EXERCISE DETAILS: In the records that follow, show each line where the word "football" is present.

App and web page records
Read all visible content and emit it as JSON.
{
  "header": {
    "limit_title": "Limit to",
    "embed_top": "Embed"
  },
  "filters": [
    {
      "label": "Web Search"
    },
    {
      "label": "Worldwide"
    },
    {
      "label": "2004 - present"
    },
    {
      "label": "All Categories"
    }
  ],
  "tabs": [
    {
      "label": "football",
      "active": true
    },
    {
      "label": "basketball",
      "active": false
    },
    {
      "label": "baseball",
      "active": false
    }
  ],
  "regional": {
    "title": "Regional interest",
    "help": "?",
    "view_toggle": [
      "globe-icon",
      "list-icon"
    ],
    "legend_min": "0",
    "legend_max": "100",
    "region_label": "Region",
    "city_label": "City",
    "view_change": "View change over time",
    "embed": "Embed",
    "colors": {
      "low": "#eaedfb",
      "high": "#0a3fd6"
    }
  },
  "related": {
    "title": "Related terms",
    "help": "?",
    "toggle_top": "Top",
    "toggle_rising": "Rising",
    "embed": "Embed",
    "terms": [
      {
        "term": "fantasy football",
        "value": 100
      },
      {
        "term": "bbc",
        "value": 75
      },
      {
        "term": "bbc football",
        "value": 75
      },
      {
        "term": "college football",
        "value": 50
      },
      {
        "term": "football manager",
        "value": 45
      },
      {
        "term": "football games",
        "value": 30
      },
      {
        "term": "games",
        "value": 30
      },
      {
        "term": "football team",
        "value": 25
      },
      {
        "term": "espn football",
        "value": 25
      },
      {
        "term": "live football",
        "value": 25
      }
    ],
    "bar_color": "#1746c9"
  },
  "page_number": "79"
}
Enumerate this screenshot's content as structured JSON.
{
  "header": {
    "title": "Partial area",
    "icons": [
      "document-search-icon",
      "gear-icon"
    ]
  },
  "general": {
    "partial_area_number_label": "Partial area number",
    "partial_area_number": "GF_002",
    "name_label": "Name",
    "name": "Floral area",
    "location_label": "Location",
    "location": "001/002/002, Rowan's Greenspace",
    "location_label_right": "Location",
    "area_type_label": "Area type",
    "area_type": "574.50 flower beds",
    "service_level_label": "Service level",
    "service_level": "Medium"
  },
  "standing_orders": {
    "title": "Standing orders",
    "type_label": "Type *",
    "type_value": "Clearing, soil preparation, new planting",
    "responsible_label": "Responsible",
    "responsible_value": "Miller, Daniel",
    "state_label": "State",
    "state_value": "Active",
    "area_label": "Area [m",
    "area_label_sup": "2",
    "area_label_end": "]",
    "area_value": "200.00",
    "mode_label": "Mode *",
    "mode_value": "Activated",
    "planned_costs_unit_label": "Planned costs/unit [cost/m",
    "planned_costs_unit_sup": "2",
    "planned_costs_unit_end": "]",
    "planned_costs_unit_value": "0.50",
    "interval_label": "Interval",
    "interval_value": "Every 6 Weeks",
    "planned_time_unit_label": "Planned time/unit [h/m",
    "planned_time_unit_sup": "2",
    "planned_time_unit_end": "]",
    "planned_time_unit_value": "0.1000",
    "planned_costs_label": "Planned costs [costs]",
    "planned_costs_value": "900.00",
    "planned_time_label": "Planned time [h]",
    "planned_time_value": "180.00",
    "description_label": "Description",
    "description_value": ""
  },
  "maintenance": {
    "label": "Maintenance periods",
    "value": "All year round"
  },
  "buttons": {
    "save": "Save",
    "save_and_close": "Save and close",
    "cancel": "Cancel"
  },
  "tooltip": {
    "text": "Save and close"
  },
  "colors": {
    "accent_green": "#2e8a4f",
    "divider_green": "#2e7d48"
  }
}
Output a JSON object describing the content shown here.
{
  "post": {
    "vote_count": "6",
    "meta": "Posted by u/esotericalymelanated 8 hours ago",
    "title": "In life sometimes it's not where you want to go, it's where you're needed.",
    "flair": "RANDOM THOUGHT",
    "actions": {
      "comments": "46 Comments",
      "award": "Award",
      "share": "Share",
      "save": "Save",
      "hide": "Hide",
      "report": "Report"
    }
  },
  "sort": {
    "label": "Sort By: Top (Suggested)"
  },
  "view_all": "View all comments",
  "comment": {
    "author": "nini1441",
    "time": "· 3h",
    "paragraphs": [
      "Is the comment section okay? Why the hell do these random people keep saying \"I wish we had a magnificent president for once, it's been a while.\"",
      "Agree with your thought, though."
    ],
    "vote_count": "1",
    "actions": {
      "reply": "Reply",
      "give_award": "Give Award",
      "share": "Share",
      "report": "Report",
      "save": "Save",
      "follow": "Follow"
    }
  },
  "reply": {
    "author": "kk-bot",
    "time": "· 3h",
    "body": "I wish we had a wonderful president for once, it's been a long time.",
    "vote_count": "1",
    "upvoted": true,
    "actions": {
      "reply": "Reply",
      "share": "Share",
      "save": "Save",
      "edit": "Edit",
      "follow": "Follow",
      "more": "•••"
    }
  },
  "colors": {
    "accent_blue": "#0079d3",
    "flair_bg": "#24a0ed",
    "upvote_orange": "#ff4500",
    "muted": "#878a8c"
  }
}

RESPONSE BELOW:
      "label": "football",
        "term": "fantasy football",
        "term": "bbc football",
        "term": "college football",
        "term": "football manager",
        "term": "football games",
        "term": "football team",
        "term": "espn football",
        "term": "live football",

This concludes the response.